[Exercise instructions]:
For the listing beneath, state how many lines contain the string "label". Give the number by itself.

*** Provided data Section Begins ***

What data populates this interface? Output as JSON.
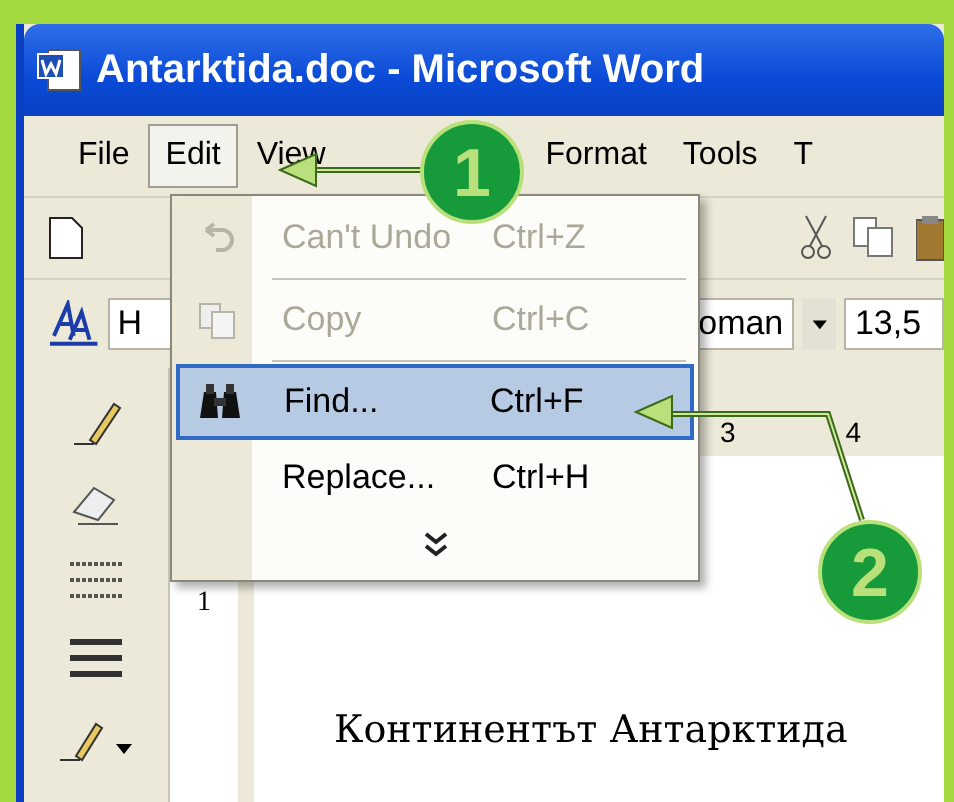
{
  "window": {
    "title": "Antarktida.doc - Microsoft Word"
  },
  "menu_bar": [
    {
      "label": "File",
      "selected": false
    },
    {
      "label": "Edit",
      "selected": true
    },
    {
      "label": "View",
      "selected": false
    },
    {
      "label": "Format",
      "selected": false
    },
    {
      "label": "Tools",
      "selected": false
    },
    {
      "label": "T",
      "selected": false
    }
  ],
  "format_toolbar": {
    "style": "H",
    "font": "oman",
    "size": "13,5"
  },
  "ruler": {
    "horizontal": [
      "3",
      "4"
    ],
    "vertical": [
      "1"
    ]
  },
  "edit_menu": {
    "items": [
      {
        "kind": "command",
        "label": "Can't Undo",
        "shortcut": "Ctrl+Z",
        "disabled": true,
        "selected": false,
        "separator_before": false
      },
      {
        "kind": "command",
        "label": "Copy",
        "shortcut": "Ctrl+C",
        "disabled": true,
        "selected": false,
        "separator_before": true
      },
      {
        "kind": "command",
        "label": "Find...",
        "shortcut": "Ctrl+F",
        "disabled": false,
        "selected": true,
        "separator_before": true
      },
      {
        "kind": "command",
        "label": "Replace...",
        "shortcut": "Ctrl+H",
        "disabled": false,
        "selected": false,
        "separator_before": false
      },
      {
        "kind": "more"
      }
    ]
  },
  "document": {
    "text": "Континентът Антарктида"
  },
  "callouts": [
    {
      "label": "1"
    },
    {
      "label": "2"
    }
  ]
}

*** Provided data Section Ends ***

[Result of this task]:
12